Middle East

Hillary Clinton 'concerned over Israeli democracy'

Hillary Clinton talks at the Saban Forum in Washington on 3 December 2011 (Picture from Department of State website)
Image caption Hillary Clinton's comments were welcomed by Israeli opposition leader Tzipi Livni

Israeli ministers have hit back at concern expressed by US Secretary of State Hillary Clinton that democracy is being eroded in the country.

She criticised recent attempts by the centre right-wing coalition to restrict donations to non-government organisations.

And she said attempts in some parts of Jerusalem to separate men and women on buses was "reminiscent of Rosa Parks".

Finance Minister Yuval Steinitz said she had "completely exaggerated".

"Israeli democracy is alive, liberal and breathing... I don't know many better democracies in the world," he was quoted by Haaretz newspaper as saying.

Female singers

Mrs Clinton made her comments in a closed session of the Saban Forum in Washington, attended by both Israeli and US decision-makers.

In front of an audience that included Deputy Prime Minister Dan Meridor and opposition leader Tzipi Livni, she made specific mention of legislation that proposes to limit funding to non-governmental organisations (NGOs), Israeli media reported.

She also expressed her shock at incidents pointing to a growing discrimination against Israeli women.

This included separate seating areas for women on some Jerusalem buses, which she compared with the 1950s era of Rosa Parks, the black American woman who refused to give up her bus seat for white passengers.

She said the case of some IDF soldiers who refused to remain for a performance by female singers was reminiscent of the situation in Iran.

Tzipi Livni welcomed Mrs Clinton's comments.

"Friends and admirers of Israel from within and without are worried about processes that Israel is undergoing," she said.

"This concern is coming from those who fight for us in the UN and against our detractors, and who act to preserve Israel's military advantage in the area."

Environmental Protection Minister Gilad Erdan said "elected offcials should concentrate on what is happening in their own countries." However he added that he shared her concern over the rights of women.
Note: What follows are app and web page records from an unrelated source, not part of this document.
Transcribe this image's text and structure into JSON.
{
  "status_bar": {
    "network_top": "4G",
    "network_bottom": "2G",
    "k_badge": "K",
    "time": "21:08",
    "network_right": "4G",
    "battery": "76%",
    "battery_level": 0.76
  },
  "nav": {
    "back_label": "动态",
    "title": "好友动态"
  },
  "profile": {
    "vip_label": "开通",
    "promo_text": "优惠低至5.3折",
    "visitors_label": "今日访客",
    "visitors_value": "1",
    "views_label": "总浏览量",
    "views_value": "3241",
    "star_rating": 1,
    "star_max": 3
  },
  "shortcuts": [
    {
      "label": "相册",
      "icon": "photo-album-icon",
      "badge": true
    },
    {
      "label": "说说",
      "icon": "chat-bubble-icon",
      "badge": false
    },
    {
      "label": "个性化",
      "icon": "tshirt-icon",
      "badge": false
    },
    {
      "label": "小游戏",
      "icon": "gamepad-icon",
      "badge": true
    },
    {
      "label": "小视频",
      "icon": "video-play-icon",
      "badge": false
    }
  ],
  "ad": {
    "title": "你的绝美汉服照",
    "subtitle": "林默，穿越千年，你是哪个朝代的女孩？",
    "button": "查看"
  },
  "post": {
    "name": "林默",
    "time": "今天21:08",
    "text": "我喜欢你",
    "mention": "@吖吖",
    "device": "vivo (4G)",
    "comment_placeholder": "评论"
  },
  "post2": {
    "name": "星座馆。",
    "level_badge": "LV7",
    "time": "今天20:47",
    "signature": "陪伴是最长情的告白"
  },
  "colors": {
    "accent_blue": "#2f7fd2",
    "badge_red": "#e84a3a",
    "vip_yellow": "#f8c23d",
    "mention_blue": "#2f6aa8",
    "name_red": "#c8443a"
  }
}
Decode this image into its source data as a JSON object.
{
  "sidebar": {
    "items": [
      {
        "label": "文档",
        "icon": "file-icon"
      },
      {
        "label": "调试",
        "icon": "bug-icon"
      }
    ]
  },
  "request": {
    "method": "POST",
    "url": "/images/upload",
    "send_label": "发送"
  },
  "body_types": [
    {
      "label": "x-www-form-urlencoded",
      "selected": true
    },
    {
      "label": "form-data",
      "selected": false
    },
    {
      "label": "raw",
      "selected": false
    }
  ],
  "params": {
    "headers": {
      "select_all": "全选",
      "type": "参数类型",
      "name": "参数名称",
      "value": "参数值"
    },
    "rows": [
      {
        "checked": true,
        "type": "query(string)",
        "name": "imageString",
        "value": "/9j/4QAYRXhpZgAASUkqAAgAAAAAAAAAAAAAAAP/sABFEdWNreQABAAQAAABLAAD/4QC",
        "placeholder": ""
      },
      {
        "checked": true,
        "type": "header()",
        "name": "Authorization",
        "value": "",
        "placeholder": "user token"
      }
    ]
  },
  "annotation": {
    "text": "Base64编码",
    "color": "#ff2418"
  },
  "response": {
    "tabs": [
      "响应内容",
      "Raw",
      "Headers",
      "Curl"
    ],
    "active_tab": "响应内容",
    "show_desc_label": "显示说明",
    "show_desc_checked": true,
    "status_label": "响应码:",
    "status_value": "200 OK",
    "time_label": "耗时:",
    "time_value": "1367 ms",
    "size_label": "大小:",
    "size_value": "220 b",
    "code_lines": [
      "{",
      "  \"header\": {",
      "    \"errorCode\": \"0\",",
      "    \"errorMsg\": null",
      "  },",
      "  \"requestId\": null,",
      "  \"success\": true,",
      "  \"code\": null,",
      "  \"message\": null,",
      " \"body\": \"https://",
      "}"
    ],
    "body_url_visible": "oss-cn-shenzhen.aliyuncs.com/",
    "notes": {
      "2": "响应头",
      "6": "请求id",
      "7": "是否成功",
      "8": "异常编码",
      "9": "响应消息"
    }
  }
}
More on this story

Related Internet links

The BBC is not responsible for the content of external Internet sites